# Maximizing the common value of both sides of an equation

Using all the integers from 1 to 10 inclusive (each used exactly once), along with any number of the four arithmetic operations (add, subtract, multiply and divide) and parentheses, construct an equation with the largest (and identical) number on both sides.

Clarifications:

$$1+2+3+4+5+6=10 \times (9+8+7)$$
is not a valid equation because the value on the left hand side (21) is not equal to the value on the right hand side (240).

$$(2-1) \times (4-3)=(10-9) \times (8-7) \times (6-5)$$
is a valid equation because the value on both sides equals $$1$$. However the common value of $$1$$ is not the largest that can be achieved.

You can’t use anything other than what is explicitly allowed. So, for example, you can’t use square roots, concatenation, decimal points, bases other than 10, ...

• I assume powers are not allowed either? Commented Aug 31 at 17:13
• @quarague We could go much higher if they were: for example, $2^{9^{4 + 7}} = 8^{3^{1 \times 5 + 6 + 10}}$, where both sides have nearly ten billion digits. Commented Aug 31 at 18:04
• @quarague Your assumption is correct; powers are not allowed. Commented Aug 31 at 19:10

We can do

1920

which equals

6x5x(9x7+1) = 3x10x2x4x8

• That's a great answer! Surely this is optimal. Commented Aug 30 at 11:48
• Why is this optimal? Commented Aug 30 at 17:43
• @ThomasL Without proof, it is a good candidate because: 1) The fastest way to grow the value with the allowed operands is to us nothing but multiplication. 2) This solution uses almost entirely multiplication. 3) The one operand that isn't multiplication is addition - the second-fastest way to grow the value - and it's used for +1 which is actually better than x1 because that doesn't increase the value at all. Commented Aug 30 at 18:16
• After seeing this I did a quick check to see if there were any other ways to write $10!=a*b$ where $b-a$ is a divisor of $a$, because that might allow one to insert the $+1$ on the left hand side of $a=b$ to make both sides equal. This is the only solution of that kind, and there seems to be no way to get anything larger. Commented Aug 30 at 18:47
• The maximum you can get with 1-10 and the 4 basic symbols is by adding 1 to 2 (because adding 1 to anything else is a smaller percentage increase) and then multiplying everything, giving 5,443,200. We need two sides which are equal, so the upper bound for this puzzle is the square root, which is 2333.06.... So 1920 is getting pretty close to that upper bound.
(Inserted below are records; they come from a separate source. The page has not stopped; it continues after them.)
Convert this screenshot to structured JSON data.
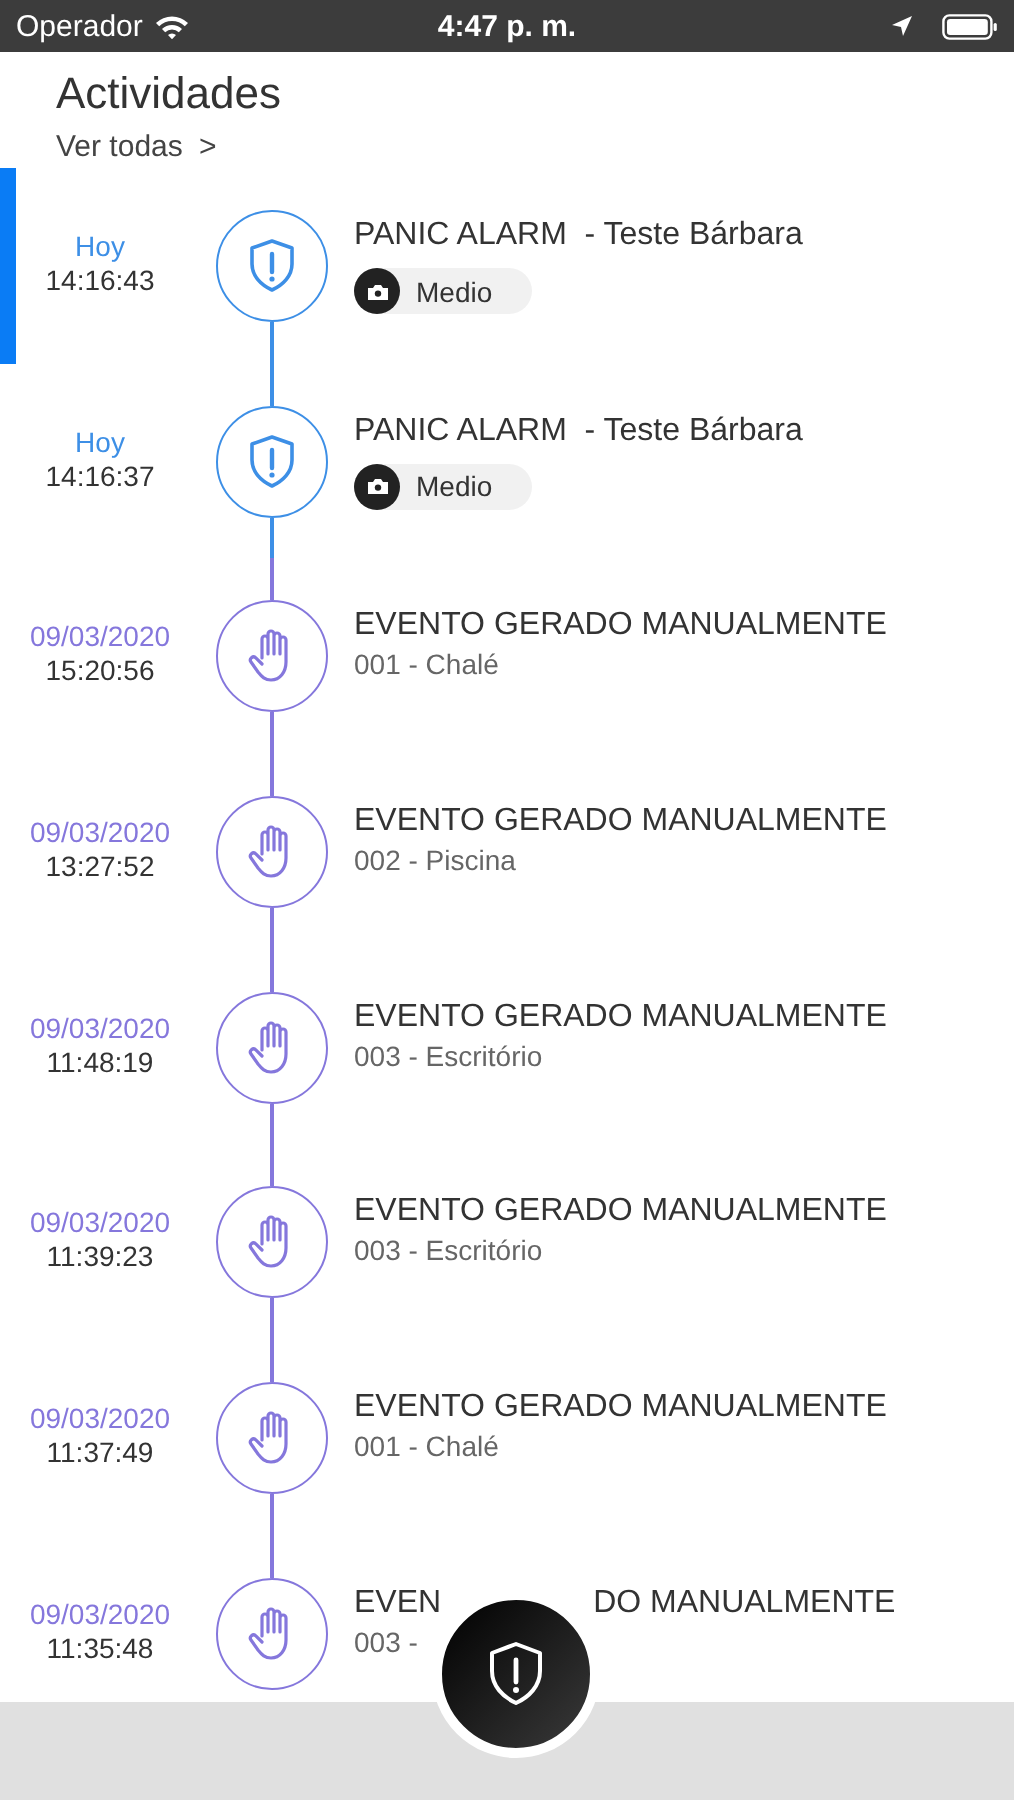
{
  "status_bar": {
    "carrier": "Operador",
    "time": "4:47 p. m."
  },
  "header": {
    "title": "Actividades",
    "link": "Ver todas",
    "chevron": ">"
  },
  "events": [
    {
      "kind": "alarm",
      "selected": true,
      "day": "Hoy",
      "time": "14:16:43",
      "title": "PANIC ALARM  - Teste Bárbara",
      "badge": "Medio"
    },
    {
      "kind": "alarm",
      "selected": false,
      "day": "Hoy",
      "time": "14:16:37",
      "title": "PANIC ALARM  - Teste Bárbara",
      "badge": "Medio"
    },
    {
      "kind": "manual",
      "selected": false,
      "day": "09/03/2020",
      "time": "15:20:56",
      "title": "EVENTO GERADO MANUALMENTE",
      "detail": "001 - Chalé"
    },
    {
      "kind": "manual",
      "selected": false,
      "day": "09/03/2020",
      "time": "13:27:52",
      "title": "EVENTO GERADO MANUALMENTE",
      "detail": "002 - Piscina"
    },
    {
      "kind": "manual",
      "selected": false,
      "day": "09/03/2020",
      "time": "11:48:19",
      "title": "EVENTO GERADO MANUALMENTE",
      "detail": "003 - Escritório"
    },
    {
      "kind": "manual",
      "selected": false,
      "day": "09/03/2020",
      "time": "11:39:23",
      "title": "EVENTO GERADO MANUALMENTE",
      "detail": "003 - Escritório"
    },
    {
      "kind": "manual",
      "selected": false,
      "day": "09/03/2020",
      "time": "11:37:49",
      "title": "EVENTO GERADO MANUALMENTE",
      "detail": "001 - Chalé"
    },
    {
      "kind": "manual",
      "selected": false,
      "day": "09/03/2020",
      "time": "11:35:48",
      "title_parts": [
        "EVEN",
        "DO MANUALMENTE"
      ],
      "detail": "003 -"
    }
  ]
}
Commented Sep 2 at 14:56

I can do

1440

With

$$4*5*8*9 = (7+2-1)*3*6*10$$

• Oh lol, I actually did this by doing 7+1=8 and then thought "well, now there's nothing I can do about that 2!". Nice answer, +1 ;) Commented Aug 30 at 9:50
• Instead of ROT13(fhogenpgvat bar sebz n snpgbe ba gur euf) you could ROT13(nqq bar gb n snpgbe ba gur yrsg). Commented Aug 30 at 10:18
• @Jaap Scherphuis Indeed this is an even better solution (higher score)! I won't post it since this is not my idea... Commented Aug 30 at 11:18

This is a small improvement on franck vivien's answer. If you upvote this, please also upvote theirs.

The equation

$$4∗5∗(8+1)∗9=(7+2)∗3∗6∗10$$

has value

$$1620$$

I can do

$$900$$

with

$$(2 \times 5) \times (8+1) \times (4+6) = 10 \times 9 \times (7+3)$$

• I like how your answer is of the form aba=aba. Commented Aug 30 at 9:53